Starfish Over Oyster
by Heather Palmer
Love Symbol Press, May 2013
60 pages / $12 ($1 PDF) Buy from Love Symbol Press
If you didn’t know how a starfish eats an oyster it does it like this,
“…the starfish’s mouth, which is located under its body, present a problem, it is smaller than an oyster. And the oyster presents another problem; it is protected by a hard shell. So when a starfish finds an oyster, it climbs on top of it and locks its many arms around the oyster’s shell, then tugs on the shell until the oyster is too tired to hold it closed anymore. When the shell opens, the starfish turns its stomach inside out, drops it over the oyster’s body, then draws it in again when the oyster is nearly digested.”
(from big site of amazing facts)
There’s no description of the act itself in Heather Palmer’s Starfish Over Oyster (except the reference in the title) but I’ll be damned if it isn’t a great metaphor for a book about hunger control, voice and violence. Starfish Over Oyster takes place in the mouth and the stomach. Heather Palmer writes like a shotgun blast and a jawbreaker. There’s a burst of ideas tucked into an intimate shell you have to suck on. Each line is compact and dangerous; some slip by while others kept me rereading them or turning back to them pages later.
Visually the book is beautiful. The layout looks perfect. Everything seems so precise, largely due to the pages’ ample negative space. The poems themselves, flush left and right, look like constrained little packages, small but dangerous. That being said, Starfish Over Oyster takes time to process; there’s no fat in the language and the subject matter is dark. It’s about a girl consumed by a city, her father, and hunger itself.
urbanity for her ready-meal
nothing will city a justified
stomach refuse curses the fruit
The city is recurring and important. It becomes a token for control, mastery and dominance. This theme is reaffirmed with the idea of a sort of edible Darwinism. Again starfish eating oysters. One has power, the other is being sucked open.
its eaters but only eaters know they
consume as they until Until one eats

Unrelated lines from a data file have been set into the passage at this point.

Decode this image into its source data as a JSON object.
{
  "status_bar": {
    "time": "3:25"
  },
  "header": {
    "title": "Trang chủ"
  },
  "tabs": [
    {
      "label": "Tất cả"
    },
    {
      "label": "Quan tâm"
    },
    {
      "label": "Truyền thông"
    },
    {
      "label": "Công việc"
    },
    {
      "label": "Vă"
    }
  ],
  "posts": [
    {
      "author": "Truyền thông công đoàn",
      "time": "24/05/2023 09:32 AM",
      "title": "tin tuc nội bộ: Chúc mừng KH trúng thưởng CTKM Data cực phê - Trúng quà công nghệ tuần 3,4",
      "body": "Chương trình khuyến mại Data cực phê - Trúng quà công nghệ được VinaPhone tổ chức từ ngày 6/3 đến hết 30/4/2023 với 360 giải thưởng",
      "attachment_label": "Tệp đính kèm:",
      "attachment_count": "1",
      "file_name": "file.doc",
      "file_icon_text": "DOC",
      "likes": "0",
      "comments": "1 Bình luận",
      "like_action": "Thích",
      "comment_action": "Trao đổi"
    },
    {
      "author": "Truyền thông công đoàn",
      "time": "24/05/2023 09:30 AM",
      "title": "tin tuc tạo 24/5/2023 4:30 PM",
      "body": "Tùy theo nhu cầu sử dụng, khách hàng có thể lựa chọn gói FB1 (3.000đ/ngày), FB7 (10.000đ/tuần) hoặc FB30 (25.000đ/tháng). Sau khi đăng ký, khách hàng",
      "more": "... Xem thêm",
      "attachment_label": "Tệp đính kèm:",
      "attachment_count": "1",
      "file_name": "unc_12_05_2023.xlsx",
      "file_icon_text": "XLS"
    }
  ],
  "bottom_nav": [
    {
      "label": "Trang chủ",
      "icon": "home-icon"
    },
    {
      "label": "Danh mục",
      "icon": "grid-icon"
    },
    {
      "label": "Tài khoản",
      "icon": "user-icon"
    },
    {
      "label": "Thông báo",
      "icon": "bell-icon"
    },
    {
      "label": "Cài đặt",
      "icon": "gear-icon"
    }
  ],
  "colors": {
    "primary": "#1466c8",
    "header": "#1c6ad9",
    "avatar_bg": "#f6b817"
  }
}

whatever one sees on the plate not
thinking this is not them this will not sate
In later pages, the book begins to take a more discernible narrative structure, similar to Palmer’s previous book Compliments of Us (Spork Press). Forget any kind of comfortable solid ground though, it’s still a floaty dream world. Palmer’s protagonist is innocent (if not silent) in a world of perpetrators, including her father and “the dietician” and “the seamstress.” Interesting enough that both occupations measure the body and its weight; both are interested in restraining hunger.
Certainly hunger looms over the book. Starvation even.
Hunger is in almost every poem. The girl lives hunger, and it embodies her.
Why is the narrator so hungry?
The breakthrough for me was when I abstracted hunger. I started to think about craving for any number of things. What about our own personal hungers? Are they for food or something else?
Illness is addressed and it becomes unclear whether the girl’s illness is legitimate or a ruse by her father and his cohorts because her treatment of herself is so odd and unscientific:
repeat I heal disease in days
There seems to be something silly about the girl’s solution to her illness, maybe her father is right, maybe she does need help.
There’s a childlike quality to the book too, one that makes the reader and protagonist feel isolated and vulnerable but also content. The outside world seems so big and we are held with the girl and her small things:
make with sticks and mud a
box I wear like a hat to see
through the hat I think
differences and middles not
(Spoiler alert!) The girl gets her tongue out. She has to create language again. Like Compliments of Us (a book about triplets drifting into separate identities) Palmer is concerned with the development of perception. Who perceives illness and what their motivation for doing so is. Who goes along with that definition after it is created. How (even good–intentioned) stewardship changes the identity of the child/person being protected.
Wyatt Sparks lives in Chicago. His writing is featured or forthcoming in The Small Press Book Review, Banango Street and some lit mags.